Unit 4: Wilderness
The Federally-designated wilderness will be managed to maintain natural habitats and processes according to the existing Wilderness Management Plan. Visitor and Refuge staff entry will be limited to foot traffic only. Active habitat manipulation will only occur in emergency situations and the minimum tools necessary will be used to complete tasks.
Whitefish Point Unit
As proposed in the CCP, the Refuge will work with a Joint Committee consisting of the Michigan Audubon Society, the Great Lakes Shipwreck Historical Society and the Service to implement provisions of the Human Use Natural Resource Management Plan for Whitefish Point. See the Whitefish Point Plan (requires Adobe Reader, which is available through Adobe free of charge).
More than 200 species of birds, 26 species of fish, 45 species of mammals, and 420 plant species have been recorded on Seney National Wildlife Refuge. Located in Michigan's Upper Peninsula near the community of Seney, the Refuge provides habitat for northwoods wildlife including ducks, Bald Eagles, Osprey, Common Loons, Trumpeter Swans, river otters, beavers, black bears, moose and gray wolves.

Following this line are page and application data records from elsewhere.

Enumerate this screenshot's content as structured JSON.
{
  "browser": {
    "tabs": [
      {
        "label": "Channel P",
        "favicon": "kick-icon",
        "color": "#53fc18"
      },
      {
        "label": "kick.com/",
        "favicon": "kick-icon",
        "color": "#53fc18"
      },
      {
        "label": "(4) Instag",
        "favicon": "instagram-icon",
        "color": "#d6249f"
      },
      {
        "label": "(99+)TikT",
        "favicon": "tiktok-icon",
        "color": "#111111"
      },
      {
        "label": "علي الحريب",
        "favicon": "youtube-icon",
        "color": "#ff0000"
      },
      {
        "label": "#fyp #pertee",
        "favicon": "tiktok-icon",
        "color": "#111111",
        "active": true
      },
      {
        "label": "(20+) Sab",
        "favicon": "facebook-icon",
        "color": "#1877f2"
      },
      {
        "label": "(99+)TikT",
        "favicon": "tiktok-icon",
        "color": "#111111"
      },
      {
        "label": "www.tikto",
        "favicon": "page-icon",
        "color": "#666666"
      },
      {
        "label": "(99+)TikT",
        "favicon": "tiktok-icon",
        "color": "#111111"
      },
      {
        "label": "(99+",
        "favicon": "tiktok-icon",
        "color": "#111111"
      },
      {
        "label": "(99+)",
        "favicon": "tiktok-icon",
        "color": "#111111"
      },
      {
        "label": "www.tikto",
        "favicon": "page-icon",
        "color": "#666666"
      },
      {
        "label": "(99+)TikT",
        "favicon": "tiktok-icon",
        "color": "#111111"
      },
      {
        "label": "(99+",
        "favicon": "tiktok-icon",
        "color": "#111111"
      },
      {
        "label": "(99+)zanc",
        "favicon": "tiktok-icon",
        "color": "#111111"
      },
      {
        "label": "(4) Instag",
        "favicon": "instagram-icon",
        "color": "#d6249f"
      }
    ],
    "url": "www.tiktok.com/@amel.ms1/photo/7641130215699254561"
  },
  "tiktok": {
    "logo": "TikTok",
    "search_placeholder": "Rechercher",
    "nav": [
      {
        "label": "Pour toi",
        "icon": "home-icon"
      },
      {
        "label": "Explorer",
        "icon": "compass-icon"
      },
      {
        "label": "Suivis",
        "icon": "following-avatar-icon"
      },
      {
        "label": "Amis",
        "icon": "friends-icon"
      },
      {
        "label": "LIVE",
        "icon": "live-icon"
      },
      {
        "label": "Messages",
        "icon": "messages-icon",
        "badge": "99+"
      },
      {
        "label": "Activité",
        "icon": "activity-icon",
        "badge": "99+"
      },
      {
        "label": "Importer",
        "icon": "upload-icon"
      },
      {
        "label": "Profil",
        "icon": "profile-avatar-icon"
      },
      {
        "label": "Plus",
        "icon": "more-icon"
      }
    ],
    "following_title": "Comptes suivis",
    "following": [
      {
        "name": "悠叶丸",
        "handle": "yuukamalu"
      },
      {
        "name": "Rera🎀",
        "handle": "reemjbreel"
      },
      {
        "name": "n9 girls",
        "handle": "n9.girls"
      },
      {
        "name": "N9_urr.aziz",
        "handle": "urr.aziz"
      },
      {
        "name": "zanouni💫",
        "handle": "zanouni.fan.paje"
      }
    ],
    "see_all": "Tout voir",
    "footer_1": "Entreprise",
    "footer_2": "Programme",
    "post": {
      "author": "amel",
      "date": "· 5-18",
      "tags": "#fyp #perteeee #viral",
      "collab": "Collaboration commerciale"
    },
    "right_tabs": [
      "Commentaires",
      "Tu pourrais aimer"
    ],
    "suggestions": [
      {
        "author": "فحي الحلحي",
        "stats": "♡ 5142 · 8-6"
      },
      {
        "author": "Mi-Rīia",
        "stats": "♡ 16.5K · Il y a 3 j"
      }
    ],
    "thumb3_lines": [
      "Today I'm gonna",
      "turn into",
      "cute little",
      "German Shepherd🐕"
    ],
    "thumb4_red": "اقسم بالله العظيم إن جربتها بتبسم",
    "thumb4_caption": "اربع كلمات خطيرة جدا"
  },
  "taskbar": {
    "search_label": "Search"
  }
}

For more information on the Refuge or its CCP, please e-mail us, call
or write to Seney NWR at:
TTY: 1-800-877-8339 (Federal Relay)
U.S. Fish & Wildlife Service
Seney National Wildlife Refuge
1674 Refuge Entrance Road
Seney, MI 49883